Driving from the airport to Jerusalem, I was immediately mesmerized at how different it was from any place I’ve ever been before. The color of the buildings are various shades of the same color, the city itself looks homogeneous. We later learned in Jerusalem, all buildings must be made from the same color of limestone. Most of the men in the streets wore Yarmulkes or traditional Black fedoras. Most of the women wore skirts. I was also shocked at how few cars were on the freeway. Coming from Los Angeles where traffic seems almost nonstop, Jerusalem felt like the complete opposite. We arrived on a Saturday, which is the Sabbath. In Israel on Saturdays many Jews (orthodox/religious) don’t drive, work, or cook from sun up to sunset. Most restaurants don’t open until 6pm.
Jerusalem is one of the oldest cities in the world. The city has major ties to Christianity, Judaism and Islam. Due to the fact, there is so much to see in Israel, tours are basically inevitable. After researching our options, we decided to go on a few day tours with Viator. We opted for the In the Footsteps of Jesus: Walking Tour, Masada and the Dead Sea, the Sea of Galilee tour. Each tour was extremely thorough but after a while, I did find myself getting bored with the lengthy explanations of every little artifact. I also was reminded why I DON’T normally go on tours when I travel. I prefer to explore on my own because its cheaper than paying for a tour and I like being in control of my schedule.
sidenote: You can take a shared taxi from the Tel Aviv airport to Jerusalem for 60 Shekels ($15) but typically they don’t leave until they’re full.
It rests on the City of David and is surrounded by a wall of over 2.5 miles long, and has seven gates. Old City is particularly unique because it is divided into four residential quarters; Armenian, Muslim (largest quarter), Christian, and Jewish (location of the wailing wall). On our first night out in the Old City, my father was offered 100 camels and a horse for my hand in marriage. A marriage proposal on the first night let me know this trip was going to be epic.
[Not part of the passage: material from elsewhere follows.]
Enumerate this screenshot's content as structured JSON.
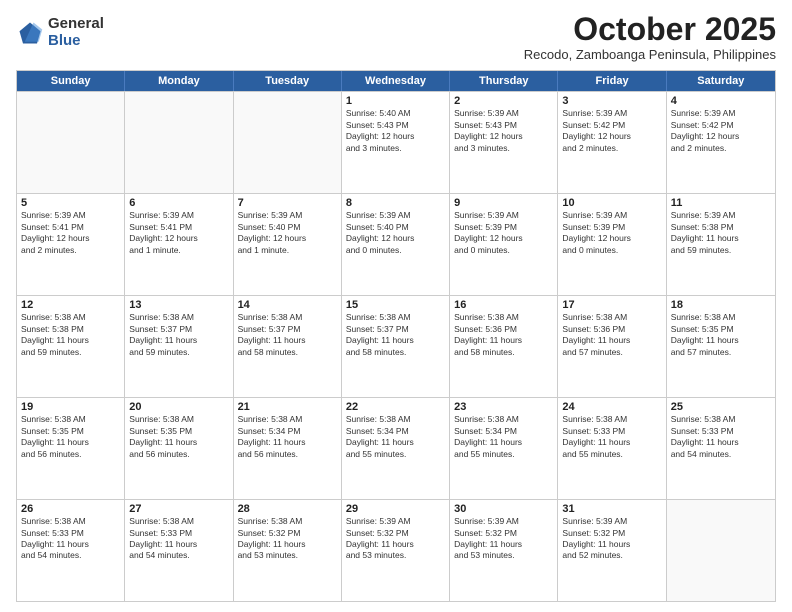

Outdoor shopping district. Lots of stores like Zara, Mango, Nike can be found here. There are also several restaurants and cafes to choose from. We dined at Luciana and the pesto pizza was amazing.
We only spent one night in Tel Aviv but it seemed as different as night and day in comparison to Jerusalem. For one, Tel Aviv was noticeably warmer. Because Tel Aviv is on the Mediterranean sea, the city has a more relaxed vibe. Tel Aviv is a city with many western influences. We didn’t see any American fast food restaurants in Jerusalem but in Tel Aviv they are plentiful. There also was much more variation in the way people were dressed, women especially.
We stayed at Hotel Yehuda in Jerusalem. It’s ranked as the #6 hotel in Jerusalem on Trip Advisor. I chose the hotel because breakfast is included and the rooms are quite spacious. The hotel also has a small gym. However, it is quite far from the city center so I would not recommend it. Our tours left from the center so each day we had to take a taxi to and from the meeting point. Each taxi ride was about $10-15 so that added up quickly. Also, there are no restaurants within walking distance of the hotel. In Tel Aviv, we stayed at the Port Hotel but it definitely did not look like the pictures. It’s a no frills budget hotel.
Overall I thoroughly enjoyed Israel. I would go back to Tel Aviv but probably not Jerusalem. I enjoyed Jerusalem but it would have been nice to explore Tel Aviv a bit more. I’d like to experience Tel Aviv in the summer. If you prefer more of a city, you should opt to stay in Tel Aviv. Tours are also available from Tel Aviv to all the major sights in Jerusalem and surrounding cities. Meals on average range from 40-70 Shekels ( $10-18). 1 Shekel is equivalent to 26 cents. Most places also accept US Dollars. Taxis are a good way to get around Jerusalem and Tel Aviv but there are also buses. You can take the train from Tel Aviv to Jerusalem for less than $10. Jerusalem is about 30-45 minutes away from Tel Aviv depending on traffic. Tipping is usually 10%. I found Israelis to be quite friendly and willing to help. Although Israel is often in the news due to violence in certain areas, at no time did I ever feel unsafe.